Another great tool for your arsenal is a list full of options of protein-packed products and snacks. Be prepared when you need a boost of protein any time of day by consulting this guide filled with nutritionally sound, better-for-you products that pack a protein punch, many of which are great on-the-go.
No matter your diet and exercise routine, protein is key to staying on the healthy track!
By: Heather Bauer
Nutritionist & Author
Visit her at : Bestowed.com
Follow her on : https://twitter.com/heatherbauer_rd
|Posted by Jeevan ॐ Mirthu Gupt on July 30, 2015 at 7:45 AM||comments (0)|

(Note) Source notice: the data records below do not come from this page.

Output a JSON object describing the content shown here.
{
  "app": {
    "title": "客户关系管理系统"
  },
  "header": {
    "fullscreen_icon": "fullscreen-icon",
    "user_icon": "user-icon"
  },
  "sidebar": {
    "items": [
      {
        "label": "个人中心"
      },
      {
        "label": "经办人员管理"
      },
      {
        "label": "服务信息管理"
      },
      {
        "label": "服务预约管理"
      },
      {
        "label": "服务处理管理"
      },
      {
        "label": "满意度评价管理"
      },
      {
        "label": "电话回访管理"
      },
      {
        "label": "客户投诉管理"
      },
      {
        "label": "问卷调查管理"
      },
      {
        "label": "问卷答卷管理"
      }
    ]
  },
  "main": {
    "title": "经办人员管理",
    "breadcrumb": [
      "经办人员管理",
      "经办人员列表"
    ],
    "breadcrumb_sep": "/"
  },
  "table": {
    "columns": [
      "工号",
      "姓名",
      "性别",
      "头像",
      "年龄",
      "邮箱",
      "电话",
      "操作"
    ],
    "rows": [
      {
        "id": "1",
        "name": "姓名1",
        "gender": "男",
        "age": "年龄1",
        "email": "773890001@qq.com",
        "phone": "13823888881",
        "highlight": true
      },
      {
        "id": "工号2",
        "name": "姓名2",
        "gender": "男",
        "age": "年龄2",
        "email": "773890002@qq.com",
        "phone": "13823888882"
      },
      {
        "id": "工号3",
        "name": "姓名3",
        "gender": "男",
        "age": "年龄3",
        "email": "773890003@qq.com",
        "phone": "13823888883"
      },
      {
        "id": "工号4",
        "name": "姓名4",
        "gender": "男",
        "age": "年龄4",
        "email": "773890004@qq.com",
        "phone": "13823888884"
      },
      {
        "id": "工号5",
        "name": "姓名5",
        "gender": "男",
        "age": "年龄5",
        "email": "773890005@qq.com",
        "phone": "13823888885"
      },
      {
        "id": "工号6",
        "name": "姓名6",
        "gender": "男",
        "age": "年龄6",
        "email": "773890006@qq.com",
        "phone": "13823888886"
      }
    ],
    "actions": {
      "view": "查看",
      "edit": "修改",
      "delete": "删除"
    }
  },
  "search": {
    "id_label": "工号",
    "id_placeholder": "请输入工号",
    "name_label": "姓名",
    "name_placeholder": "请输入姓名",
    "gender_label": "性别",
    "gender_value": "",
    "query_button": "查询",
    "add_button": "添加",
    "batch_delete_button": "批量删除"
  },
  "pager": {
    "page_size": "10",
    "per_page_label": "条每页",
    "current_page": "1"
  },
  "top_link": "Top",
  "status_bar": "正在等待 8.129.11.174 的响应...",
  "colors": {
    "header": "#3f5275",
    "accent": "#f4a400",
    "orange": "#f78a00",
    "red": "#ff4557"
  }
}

Not all of us are naturally strong. Some have anxiety or are insecure, which easily puts cracks in your armor. So, how do you toughen up to gain the utmost confidence? Here are seven ways to mentally toughen you up!
1. They take control:-

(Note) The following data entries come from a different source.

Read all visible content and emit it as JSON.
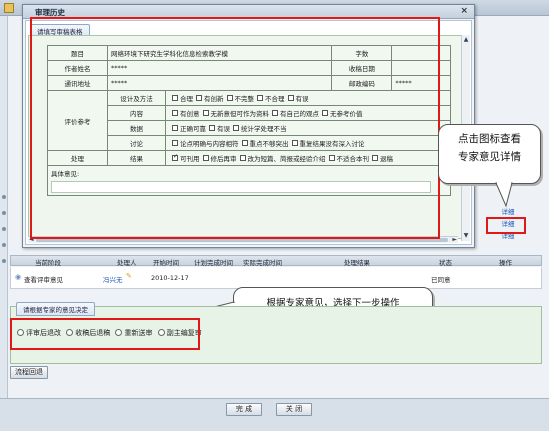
{
  "dialog": {
    "title": "审理历史",
    "close_glyph": "×",
    "tab_label": "请填写审稿表格"
  },
  "form": {
    "title_label": "题目",
    "title_value": "网络环境下研究生学科化信息检索教学模",
    "word_count_label": "字数",
    "author_label": "作者姓名",
    "author_value": "*****",
    "received_date_label": "收稿日期",
    "address_label": "通讯地址",
    "address_value": "*****",
    "postcode_label": "邮政编码",
    "postcode_value": "*****",
    "eval_label": "评价参考",
    "eval_rows": [
      {
        "name": "设计及方法",
        "options": [
          {
            "label": "合理",
            "checked": false
          },
          {
            "label": "有创新",
            "checked": false
          },
          {
            "label": "不完整",
            "checked": false
          },
          {
            "label": "不合理",
            "checked": false
          },
          {
            "label": "有误",
            "checked": false
          }
        ]
      },
      {
        "name": "内容",
        "options": [
          {
            "label": "有创意",
            "checked": false
          },
          {
            "label": "无新意但可作为资料",
            "checked": false
          },
          {
            "label": "有自己的观点",
            "checked": false
          },
          {
            "label": "无参考价值",
            "checked": false
          }
        ]
      },
      {
        "name": "数据",
        "options": [
          {
            "label": "正确可靠",
            "checked": false
          },
          {
            "label": "有误",
            "checked": false
          },
          {
            "label": "统计学处理不当",
            "checked": false
          }
        ]
      },
      {
        "name": "讨论",
        "options": [
          {
            "label": "论点明确与内容相符",
            "checked": false
          },
          {
            "label": "重点不够突出",
            "checked": false
          },
          {
            "label": "重复结果没有深入讨论",
            "checked": false
          }
        ]
      }
    ],
    "handle_label": "处理",
    "result_label": "结果",
    "result_options": [
      {
        "label": "可刊用",
        "checked": true
      },
      {
        "label": "修后再审",
        "checked": false
      },
      {
        "label": "改为短篇、简报或经验介绍",
        "checked": false
      },
      {
        "label": "不适合本刊",
        "checked": false
      },
      {
        "label": "退稿",
        "checked": false
      }
    ],
    "comments_label": "具体意见:"
  },
  "scroll": {
    "up": "▲",
    "down": "▼",
    "left": "◄",
    "right": "►"
  },
  "links": [
    "详细",
    "详细",
    "详细"
  ],
  "callouts": {
    "detail_line1": "点击图标查看",
    "detail_line2": "专家意见详情",
    "decision": "根据专家意见，选择下一步操作"
  },
  "process": {
    "headers": [
      "当前阶段",
      "处理人",
      "开始时间",
      "计划完成时间",
      "实际完成时间",
      "处理结果",
      "状态",
      "操作"
    ],
    "row": {
      "stage": "查看评审意见",
      "handler": "冯兴无",
      "start": "2010-12-17",
      "status": "已同意"
    }
  },
  "decision": {
    "tab_label": "请根据专家的意见决定",
    "options": [
      "评审后退改",
      "收稿后退稿",
      "重新送审",
      "副主编复审"
    ]
  },
  "buttons": {
    "flow_back": "流程回退",
    "done": "完 成",
    "close": "关 闭"
  },
  "colors": {
    "highlight": "#e01818",
    "link": "#1b57b8"
  }
}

There are two types of people in the world: Those who believe in fate, and those who believe they have control over things. According to Inc, you should be the latter; stop worrying about things that happen to you and start making things happen for you.

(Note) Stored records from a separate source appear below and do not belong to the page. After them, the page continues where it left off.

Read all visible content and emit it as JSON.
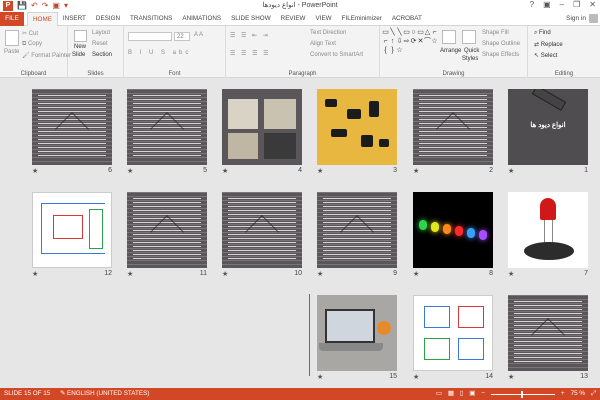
{
  "window": {
    "title": "انواع دیودها - PowerPoint",
    "help": "?",
    "minimize": "–",
    "restore": "❐",
    "close": "✕"
  },
  "tabs": {
    "file": "FILE",
    "items": [
      "HOME",
      "INSERT",
      "DESIGN",
      "TRANSITIONS",
      "ANIMATIONS",
      "SLIDE SHOW",
      "REVIEW",
      "VIEW",
      "FILEminimizer",
      "ACROBAT"
    ],
    "active": "HOME",
    "sign_in": "Sign in"
  },
  "ribbon": {
    "clipboard": {
      "label": "Clipboard",
      "paste": "Paste",
      "cut": "Cut",
      "copy": "Copy",
      "format_painter": "Format Painter"
    },
    "slides": {
      "label": "Slides",
      "new_slide": "New",
      "new_slide2": "Slide",
      "layout": "Layout",
      "reset": "Reset",
      "section": "Section"
    },
    "font": {
      "label": "Font",
      "size": "22"
    },
    "paragraph": {
      "label": "Paragraph",
      "text_direction": "Text Direction",
      "align_text": "Align Text",
      "smartart": "Convert to SmartArt"
    },
    "drawing": {
      "label": "Drawing",
      "arrange": "Arrange",
      "quick_styles": "Quick",
      "quick_styles2": "Styles",
      "shape_fill": "Shape Fill",
      "shape_outline": "Shape Outline",
      "shape_effects": "Shape Effects"
    },
    "editing": {
      "label": "Editing",
      "find": "Find",
      "replace": "Replace",
      "select": "Select"
    }
  },
  "slides": [
    {
      "num": "1",
      "kind": "title",
      "title": "انواع دیود ها"
    },
    {
      "num": "2",
      "kind": "dark"
    },
    {
      "num": "3",
      "kind": "parts"
    },
    {
      "num": "4",
      "kind": "photo"
    },
    {
      "num": "5",
      "kind": "dark"
    },
    {
      "num": "6",
      "kind": "dark"
    },
    {
      "num": "7",
      "kind": "redled"
    },
    {
      "num": "8",
      "kind": "led"
    },
    {
      "num": "9",
      "kind": "dark"
    },
    {
      "num": "10",
      "kind": "dark"
    },
    {
      "num": "11",
      "kind": "dark"
    },
    {
      "num": "12",
      "kind": "circuit"
    },
    {
      "num": "13",
      "kind": "dark"
    },
    {
      "num": "14",
      "kind": "circuit"
    },
    {
      "num": "15",
      "kind": "laptop"
    }
  ],
  "star": "★",
  "status": {
    "slide_info": "SLIDE 15 OF 15",
    "language": "ENGLISH (UNITED STATES)",
    "zoom": "75 %",
    "zoom_out": "−",
    "zoom_in": "+"
  }
}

2. They’re flexible:-
Life doesn’t always go as planned. So, it’s better to be able to pivot when you need to! According to Forbes, being flexible means you’re open to the unexpected and won’t crumble when something inevitably changes.
3. They learn from their mistakes:-
You can either choose to crumble from your mistakes, or make them tools for your future. Look at those slip ups as training and refrain from letting them define you. According to Inc, looking at these moments as training will toughen you up.
4. They create specific goals -- then conquer them:-
Sometimes, you’re mentally all over the places, because you have no direction. What are you doing? Why? When do you want to accomplish this? A Harvard study found that students who set goals tend to earn twice as much as those who had no goals. So, write down that goal, then reap the benefits.
5. They look for acceptance from themselves, not others:-
Most of us want other people to like us, but strength comes from within. Ironically, many people don’t like you until you stop caring whether or not others like you. According toInc, that kind of strength is admirable, and your relationships become happier once you adopt that mindset.
6. They keep their stress in check:-
Find out what helps you lower your stress level. Perhaps it’s tea, maybe it’s exercising, maybe it’s just setting aside alone time. But a study from New York University found that stress makes it harder for people to control their emotions. Want to lower your risk of bursting into tears at work? Get rid of that stress.
7. They let the little things roll off their back:-
Stop sweating the small stuff. According to Inc, your mental strength is a finite supply. So, don’t wear yourself down. Although you should accept that you have control over your life, don’t turn into a control freak.
By : Nicole Weaver
|Posted by Jeevan ॐ Mirthu Gupt on July 25, 2015 at 7:50 AM||comments (0)|